- Exercise instructions
The answer must be every line of the records below that holds the word "bookmarks".

Entries from a dataset of interfaces
/---
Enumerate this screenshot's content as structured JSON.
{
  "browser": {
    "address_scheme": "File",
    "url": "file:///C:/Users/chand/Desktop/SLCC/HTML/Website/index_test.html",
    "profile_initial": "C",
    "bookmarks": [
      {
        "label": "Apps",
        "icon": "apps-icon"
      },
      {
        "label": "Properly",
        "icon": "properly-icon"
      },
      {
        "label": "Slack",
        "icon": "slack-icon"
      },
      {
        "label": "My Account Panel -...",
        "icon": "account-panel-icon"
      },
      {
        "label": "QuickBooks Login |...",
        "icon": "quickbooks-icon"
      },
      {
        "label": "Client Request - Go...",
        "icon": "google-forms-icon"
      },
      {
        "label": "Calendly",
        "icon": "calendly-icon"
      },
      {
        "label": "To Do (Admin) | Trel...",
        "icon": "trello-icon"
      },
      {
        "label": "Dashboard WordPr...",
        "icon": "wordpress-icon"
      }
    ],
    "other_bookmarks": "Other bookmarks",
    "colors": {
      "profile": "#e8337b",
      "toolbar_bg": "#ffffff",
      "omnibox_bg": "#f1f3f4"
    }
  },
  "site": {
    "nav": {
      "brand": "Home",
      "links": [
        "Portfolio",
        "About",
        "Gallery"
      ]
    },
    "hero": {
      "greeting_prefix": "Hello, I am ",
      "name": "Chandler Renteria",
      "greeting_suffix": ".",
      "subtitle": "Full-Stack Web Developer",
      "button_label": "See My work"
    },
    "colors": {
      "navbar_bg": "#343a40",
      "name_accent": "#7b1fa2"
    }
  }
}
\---
- Finished task
    "bookmarks": [
    "other_bookmarks": "Other bookmarks",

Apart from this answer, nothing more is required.